AppleInsider may earn an affiliate commission on purchases made through links on our site.
The U.S. National Transportation Safety Board in a hearing on Tuesday knocked Apple for failing to enforce policies that restrict employees from using smartphones while driving, a practice that could have saved the life of engineer Walter Huang.
In 2018, Huang was involved in a fatal crash in Mountain View, Calif., when the Autopilot system on his Tesla Model X failed to recognize an obstacle, plowing the car headlong into a highway barrier at 71 miles per hour. Two cars subsequently hit Huang's vehicle and the Tesla's high-voltage battery was breached, resulting in a fire. Huang succumbed to his injuries after being transported to a nearby hospital.
At the hearing today, NTSB classified Huang, who was playing a game on a company-issued mobile device at the time of the crash, as a distracted driver, reports CNBC. Both Apple and Tesla are partially to blame for the engineer's death, according to remarks made by NTSB officials.
Tesla was taken to task for failing to prevent misuse of Autopilot, a driver assistance feature included in its range of cars and SUVs. The system's forward collision warning system failed to alert Huang to the approaching barrier, nor did its automatic emergency braking system activate prior to impact.
Bruce Landsberg, a vice chairman for NTSB, called Tesla's Autosteer feature "completely inadequate." The feature is designed to navigate tight roads and keep vehicles in their lane while traveling at highway speeds.
The automaker has been criticized for muddying already murky automated driving waters with its Autopilot branding.
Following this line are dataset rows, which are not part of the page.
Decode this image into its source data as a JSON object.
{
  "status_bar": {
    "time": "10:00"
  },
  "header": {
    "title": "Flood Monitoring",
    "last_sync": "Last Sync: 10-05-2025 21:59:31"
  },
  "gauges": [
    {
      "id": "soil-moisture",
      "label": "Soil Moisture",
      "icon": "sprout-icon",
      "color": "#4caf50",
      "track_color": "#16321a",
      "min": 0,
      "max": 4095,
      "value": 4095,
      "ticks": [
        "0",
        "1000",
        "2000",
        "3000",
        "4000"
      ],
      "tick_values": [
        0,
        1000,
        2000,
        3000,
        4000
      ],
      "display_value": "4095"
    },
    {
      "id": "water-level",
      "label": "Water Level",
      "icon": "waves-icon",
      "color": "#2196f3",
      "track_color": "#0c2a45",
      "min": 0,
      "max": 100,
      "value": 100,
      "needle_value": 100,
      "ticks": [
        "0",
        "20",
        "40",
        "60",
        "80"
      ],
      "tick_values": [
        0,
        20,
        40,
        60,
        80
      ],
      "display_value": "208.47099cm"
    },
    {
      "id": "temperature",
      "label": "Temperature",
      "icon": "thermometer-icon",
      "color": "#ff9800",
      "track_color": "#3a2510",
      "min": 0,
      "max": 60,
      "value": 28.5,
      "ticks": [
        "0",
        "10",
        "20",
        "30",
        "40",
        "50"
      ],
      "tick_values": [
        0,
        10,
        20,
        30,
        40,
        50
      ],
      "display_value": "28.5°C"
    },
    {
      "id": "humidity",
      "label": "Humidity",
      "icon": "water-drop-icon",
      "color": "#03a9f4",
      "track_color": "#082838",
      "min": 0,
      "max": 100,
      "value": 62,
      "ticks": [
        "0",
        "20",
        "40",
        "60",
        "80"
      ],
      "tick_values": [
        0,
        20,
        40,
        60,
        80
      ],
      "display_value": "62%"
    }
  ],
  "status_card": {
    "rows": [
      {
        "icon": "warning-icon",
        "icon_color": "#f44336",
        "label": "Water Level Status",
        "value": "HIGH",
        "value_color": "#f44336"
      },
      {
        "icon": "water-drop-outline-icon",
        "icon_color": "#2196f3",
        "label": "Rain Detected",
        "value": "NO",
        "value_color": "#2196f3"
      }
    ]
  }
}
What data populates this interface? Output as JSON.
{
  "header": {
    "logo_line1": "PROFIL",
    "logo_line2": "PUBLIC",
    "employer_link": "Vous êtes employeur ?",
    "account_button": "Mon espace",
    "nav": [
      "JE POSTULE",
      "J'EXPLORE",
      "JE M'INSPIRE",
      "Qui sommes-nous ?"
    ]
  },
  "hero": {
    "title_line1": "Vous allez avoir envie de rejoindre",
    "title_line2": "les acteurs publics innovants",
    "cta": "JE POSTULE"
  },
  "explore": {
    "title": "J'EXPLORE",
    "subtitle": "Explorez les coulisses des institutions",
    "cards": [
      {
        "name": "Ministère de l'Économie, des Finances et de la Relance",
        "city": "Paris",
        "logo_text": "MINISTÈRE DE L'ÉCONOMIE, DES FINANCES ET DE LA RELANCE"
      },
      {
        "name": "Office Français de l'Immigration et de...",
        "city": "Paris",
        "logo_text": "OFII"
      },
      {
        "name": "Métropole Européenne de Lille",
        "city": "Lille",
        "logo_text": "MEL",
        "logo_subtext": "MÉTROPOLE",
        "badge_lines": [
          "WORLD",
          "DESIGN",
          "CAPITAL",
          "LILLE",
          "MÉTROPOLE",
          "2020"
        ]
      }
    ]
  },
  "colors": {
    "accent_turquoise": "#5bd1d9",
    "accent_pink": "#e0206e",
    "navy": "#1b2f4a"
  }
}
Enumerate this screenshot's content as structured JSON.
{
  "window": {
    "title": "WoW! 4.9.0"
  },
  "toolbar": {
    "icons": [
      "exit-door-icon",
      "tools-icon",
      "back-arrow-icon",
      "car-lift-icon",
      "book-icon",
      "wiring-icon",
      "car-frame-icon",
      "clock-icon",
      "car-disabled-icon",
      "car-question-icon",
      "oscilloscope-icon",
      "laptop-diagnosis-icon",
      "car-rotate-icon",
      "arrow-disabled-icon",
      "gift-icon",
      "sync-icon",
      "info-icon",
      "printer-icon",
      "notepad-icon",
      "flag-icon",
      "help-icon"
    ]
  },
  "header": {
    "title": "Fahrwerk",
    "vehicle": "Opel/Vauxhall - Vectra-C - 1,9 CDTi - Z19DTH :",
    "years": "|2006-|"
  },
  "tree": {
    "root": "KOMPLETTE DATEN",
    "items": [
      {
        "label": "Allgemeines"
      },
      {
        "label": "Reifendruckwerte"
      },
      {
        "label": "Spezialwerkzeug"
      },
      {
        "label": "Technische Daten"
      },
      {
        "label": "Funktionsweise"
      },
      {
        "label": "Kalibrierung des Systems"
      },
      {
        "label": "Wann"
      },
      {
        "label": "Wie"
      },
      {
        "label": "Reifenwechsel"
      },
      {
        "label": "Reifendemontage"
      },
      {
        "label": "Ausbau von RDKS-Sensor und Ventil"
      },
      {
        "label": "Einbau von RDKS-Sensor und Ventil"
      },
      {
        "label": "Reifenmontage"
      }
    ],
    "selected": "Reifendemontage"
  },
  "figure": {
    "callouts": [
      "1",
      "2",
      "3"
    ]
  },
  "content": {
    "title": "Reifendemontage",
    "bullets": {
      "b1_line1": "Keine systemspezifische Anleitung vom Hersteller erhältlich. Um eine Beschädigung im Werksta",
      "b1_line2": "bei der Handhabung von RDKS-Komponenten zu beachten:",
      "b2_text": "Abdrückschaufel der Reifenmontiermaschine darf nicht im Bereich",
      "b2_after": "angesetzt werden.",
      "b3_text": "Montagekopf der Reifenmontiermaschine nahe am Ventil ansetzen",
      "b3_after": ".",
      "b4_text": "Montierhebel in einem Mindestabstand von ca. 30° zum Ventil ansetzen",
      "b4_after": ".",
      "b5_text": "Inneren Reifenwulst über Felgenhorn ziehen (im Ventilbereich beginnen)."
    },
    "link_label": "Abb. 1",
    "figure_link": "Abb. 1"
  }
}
Consumers are either not clear about vehicle automation limitations or disregard warnings that require drivers to supervise onboard systems at all times and intervene when necessary.
Tesla's Autopilot is classified as a level 2 automated system, far from a theoretical level 5 self-driving car capable of acting as a user's personal chauffeur. Still, as noted by NTSB Chairman Robert Sumwalt, Huang was "using level 2 automation as if it were full automation."
Sumwalt also laid blame on Apple, saying in a statement, "The driver in this crash was employed by Apple — a tech leader. But when it comes to recognizing the need for a company PED policy, Apple is lagging because they don't have such a policy."
The comments dovetailed with NTSB arguments revolving around employer responsibility. During the hearing, NTSB officials noted companies need to enact strict policies prohibiting the use of cellphones while driving. Apple currently lacks such rules.
"We expect our employees to follow the law," Apple said in a statement to CNBC.
Beyond corporate measures, NTSB argued a case for technological solutions like a lock-out mechanism that restricts mobile device access when a vehicle is in motion. Apple's has incorporated such capabilities into its iOS mobile operating system with a "Do Not Disturb While Driving" option, but the feature is disabled by default.